Local volunteers have joined the statewide effort to repeal House Bill 194, a would-be law that opponents say smacks of voter suppression. Volunteers across Ohio hope to collect more than 231,000 signatures and file them with the Ohio Secretary of State by Sept. 29 — one day before the bill is supposed to go into effect.
An upstart citizens group, Stand Up For Ohio — Ross County Movement Builders, has amassed nearly two-thirds of its goal of 1,122 signatures in Ross County, coordinator Portia Boulger said. The larger goal, Boulger said, is to put HB 194 on hold and place it on the ballot in November 2012 as a statewide referendum.
House Bill 194, passed in June by the Republican-controlled Ohio General Assembly, is, according to Republicans, a package of election law reforms that will ensure consistency in voting practices across the state. Democrats, however, have portrayed the bill as a partisan package designed to suppress the early absentee and in-person voting that gave Democrats an edge in 2008.
Among the most controversial parts of the bill:
» A shorter period of time for mail-in absentee voting. The window would shrink from 35 days to 21.
» A limit on the number of days people can vote early at their boards of elections, down to 14 days from 35.
» Voting on three of the busiest days for in-person voting from 2008 — Saturday, Sunday and Monday before the election — would be eliminated.
» Poll workers at polling places with multiple precincts may direct people who show up to the wrong table to the right one but would not be required to do so.
» Absentee ballots would be mailed only upon request from voters, not as a general practice, as is the case in some larger counties.
Opponents of HB 194 fear the legislation will hurt voter turnout, bring back long lines on Election Day and disenfranchise elderly, minority, working-class and student voters.
Boulger and two other local volunteers visited Hopeton Terrace on Thursday and spoke to a group of senior citizens about what changes HB 194 would bring.
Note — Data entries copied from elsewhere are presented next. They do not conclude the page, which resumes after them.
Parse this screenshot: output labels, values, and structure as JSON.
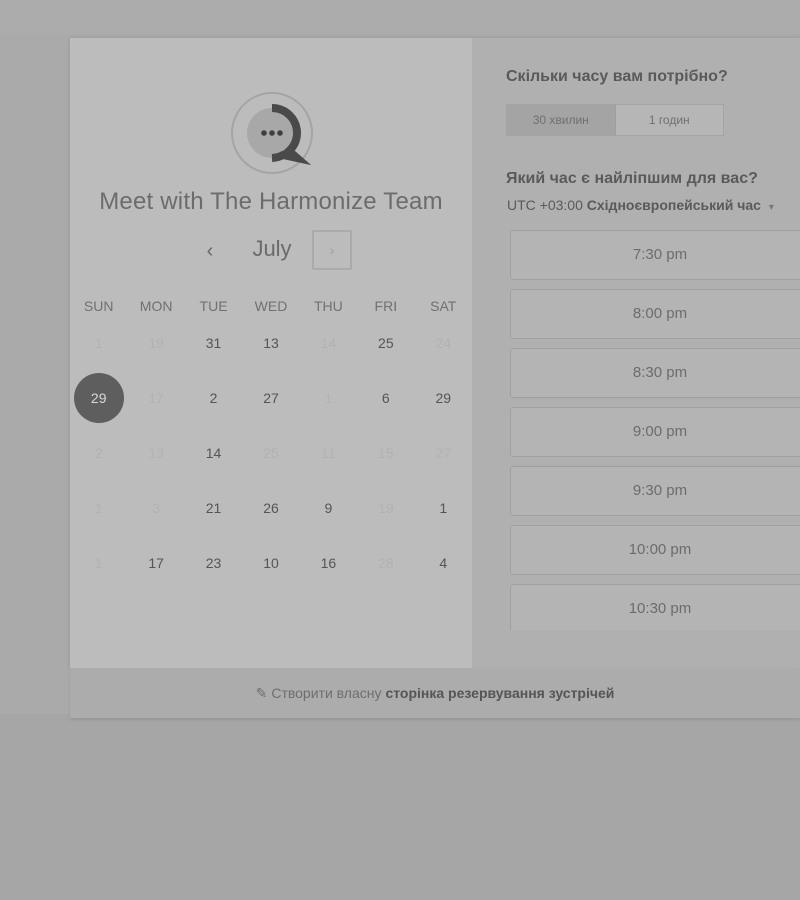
{
  "header": {
    "title": "Meet with The Harmonize Team",
    "month": "July",
    "prev_icon": "‹",
    "next_icon": "›"
  },
  "weekdays": [
    "SUN",
    "MON",
    "TUE",
    "WED",
    "THU",
    "FRI",
    "SAT"
  ],
  "calendar_rows": [
    [
      {
        "d": "1",
        "s": "disabled"
      },
      {
        "d": "19",
        "s": "disabled"
      },
      {
        "d": "31",
        "s": "active"
      },
      {
        "d": "13",
        "s": "active"
      },
      {
        "d": "14",
        "s": "disabled"
      },
      {
        "d": "25",
        "s": "active"
      },
      {
        "d": "24",
        "s": "disabled"
      }
    ],
    [
      {
        "d": "29",
        "s": "selected"
      },
      {
        "d": "17",
        "s": "disabled"
      },
      {
        "d": "2",
        "s": "active"
      },
      {
        "d": "27",
        "s": "active"
      },
      {
        "d": "1",
        "s": "disabled"
      },
      {
        "d": "6",
        "s": "active"
      },
      {
        "d": "29",
        "s": "active"
      }
    ],
    [
      {
        "d": "2",
        "s": "disabled"
      },
      {
        "d": "13",
        "s": "disabled"
      },
      {
        "d": "14",
        "s": "active"
      },
      {
        "d": "25",
        "s": "disabled"
      },
      {
        "d": "11",
        "s": "disabled"
      },
      {
        "d": "15",
        "s": "disabled"
      },
      {
        "d": "27",
        "s": "disabled"
      }
    ],
    [
      {
        "d": "1",
        "s": "disabled"
      },
      {
        "d": "3",
        "s": "disabled"
      },
      {
        "d": "21",
        "s": "active"
      },
      {
        "d": "26",
        "s": "active"
      },
      {
        "d": "9",
        "s": "active"
      },
      {
        "d": "19",
        "s": "disabled"
      },
      {
        "d": "1",
        "s": "active"
      }
    ],
    [
      {
        "d": "1",
        "s": "disabled"
      },
      {
        "d": "17",
        "s": "active"
      },
      {
        "d": "23",
        "s": "active"
      },
      {
        "d": "10",
        "s": "active"
      },
      {
        "d": "16",
        "s": "active"
      },
      {
        "d": "28",
        "s": "disabled"
      },
      {
        "d": "4",
        "s": "active"
      }
    ]
  ],
  "duration": {
    "question": "Скільки часу вам потрібно?",
    "options": [
      "30 хвилин",
      "1 годин"
    ],
    "selected_index": 0
  },
  "time": {
    "question": "Який час є найліпшим для вас?",
    "timezone_offset": "UTC +03:00",
    "timezone_name": "Східноєвропейський час",
    "caret": "▾",
    "slots": [
      "7:30 pm",
      "8:00 pm",
      "8:30 pm",
      "9:00 pm",
      "9:30 pm",
      "10:00 pm",
      "10:30 pm"
    ]
  },
  "footer": {
    "icon": "✎",
    "text": "Створити власну",
    "bold_text": "сторінка резервування зустрічей"
  },
  "colors": {
    "selected_day_bg": "#5e5e5e",
    "background": "#a6a6a6"
  }
}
The retirement community off Western Avenue is home to limited-income residents 65 and older.